## Your goal
Could you give back the records exactly, taking out the pictures?

## Information provided

-*-

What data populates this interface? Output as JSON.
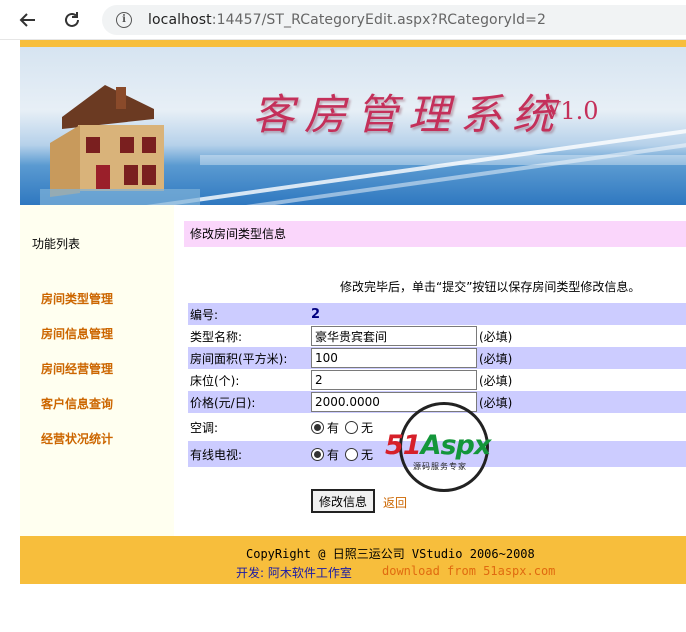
{
  "browser": {
    "url_host": "localhost",
    "url_rest": ":14457/ST_RCategoryEdit.aspx?RCategoryId=2"
  },
  "banner": {
    "title": "客房管理系统",
    "version": "V1.0"
  },
  "sidebar": {
    "heading": "功能列表",
    "items": [
      {
        "label": "房间类型管理"
      },
      {
        "label": "房间信息管理"
      },
      {
        "label": "房间经营管理"
      },
      {
        "label": "客户信息查询"
      },
      {
        "label": "经营状况统计"
      }
    ]
  },
  "main": {
    "section_title": "修改房间类型信息",
    "hint": "修改完毕后，单击“提交”按钮以保存房间类型修改信息。",
    "form": {
      "id_label": "编号:",
      "id_value": "2",
      "name_label": "类型名称:",
      "name_value": "豪华贵宾套间",
      "area_label": "房间面积(平方米):",
      "area_value": "100",
      "beds_label": "床位(个):",
      "beds_value": "2",
      "price_label": "价格(元/日):",
      "price_value": "2000.0000",
      "required": "(必填)",
      "ac_label": "空调:",
      "tv_label": "有线电视:",
      "yes": "有",
      "no": "无",
      "ac_selected": "有",
      "tv_selected": "有"
    },
    "submit_label": "修改信息",
    "back_label": "返回"
  },
  "watermark": {
    "brand_red": "51",
    "brand_green": "Aspx",
    "tagline": "源码服务专家"
  },
  "footer": {
    "copyright": "CopyRight @ 日照三运公司 VStudio 2006~2008",
    "developer": "开发: 阿木软件工作室",
    "download": "download from 51aspx.com"
  },
  "colors": {
    "accent_orange": "#f7be3c",
    "link": "#cc6600",
    "row_shade": "#ccccff",
    "title_bg": "#fad6fb"
  }
}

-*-

## Worked solution
What data populates this interface? Output as JSON.
{
  "browser": {
    "url_host": "localhost",
    "url_rest": ":14457/ST_RCategoryEdit.aspx?RCategoryId=2"
  },
  "banner": {
    "title": "客房管理系统",
    "version": "V1.0"
  },
  "sidebar": {
    "heading": "功能列表",
    "items": [
      {
        "label": "房间类型管理"
      },
      {
        "label": "房间信息管理"
      },
      {
        "label": "房间经营管理"
      },
      {
        "label": "客户信息查询"
      },
      {
        "label": "经营状况统计"
      }
    ]
  },
  "main": {
    "section_title": "修改房间类型信息",
    "hint": "修改完毕后，单击“提交”按钮以保存房间类型修改信息。",
    "form": {
      "id_label": "编号:",
      "id_value": "2",
      "name_label": "类型名称:",
      "name_value": "豪华贵宾套间",
      "area_label": "房间面积(平方米):",
      "area_value": "100",
      "beds_label": "床位(个):",
      "beds_value": "2",
      "price_label": "价格(元/日):",
      "price_value": "2000.0000",
      "required": "(必填)",
      "ac_label": "空调:",
      "tv_label": "有线电视:",
      "yes": "有",
      "no": "无",
      "ac_selected": "有",
      "tv_selected": "有"
    },
    "submit_label": "修改信息",
    "back_label": "返回"
  },
  "watermark": {
    "brand_red": "51",
    "brand_green": "Aspx",
    "tagline": "源码服务专家"
  },
  "footer": {
    "copyright": "CopyRight @ 日照三运公司 VStudio 2006~2008",
    "developer": "开发: 阿木软件工作室",
    "download": "download from 51aspx.com"
  },
  "colors": {
    "accent_orange": "#f7be3c",
    "link": "#cc6600",
    "row_shade": "#ccccff",
    "title_bg": "#fad6fb"
  }
}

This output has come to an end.